● **PROBLEM STATEMENT**
Scan the listing below for the word "DELAY" and copy every line where it occurs.

** Opening INFORMATION block **

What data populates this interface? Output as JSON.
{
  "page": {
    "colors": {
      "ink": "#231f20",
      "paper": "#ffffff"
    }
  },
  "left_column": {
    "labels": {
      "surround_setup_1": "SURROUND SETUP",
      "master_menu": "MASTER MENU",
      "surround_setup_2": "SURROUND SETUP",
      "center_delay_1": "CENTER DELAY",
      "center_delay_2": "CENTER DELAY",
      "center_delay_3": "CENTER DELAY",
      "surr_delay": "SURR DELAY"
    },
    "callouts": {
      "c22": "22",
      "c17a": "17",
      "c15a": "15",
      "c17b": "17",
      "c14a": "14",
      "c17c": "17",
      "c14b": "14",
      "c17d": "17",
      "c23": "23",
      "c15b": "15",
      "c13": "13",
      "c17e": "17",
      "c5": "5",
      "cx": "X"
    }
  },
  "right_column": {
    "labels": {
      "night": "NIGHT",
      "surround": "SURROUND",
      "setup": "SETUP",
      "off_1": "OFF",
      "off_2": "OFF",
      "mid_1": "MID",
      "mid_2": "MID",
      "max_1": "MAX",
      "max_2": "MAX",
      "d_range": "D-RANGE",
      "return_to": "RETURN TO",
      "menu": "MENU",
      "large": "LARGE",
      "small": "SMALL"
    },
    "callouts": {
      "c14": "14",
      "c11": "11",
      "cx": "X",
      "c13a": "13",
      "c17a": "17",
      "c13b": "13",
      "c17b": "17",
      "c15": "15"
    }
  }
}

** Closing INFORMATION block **

● **EXERCISE RESPONSE**
      "center_delay_1": "CENTER DELAY",
      "center_delay_2": "CENTER DELAY",
      "center_delay_3": "CENTER DELAY",
      "surr_delay": "SURR DELAY"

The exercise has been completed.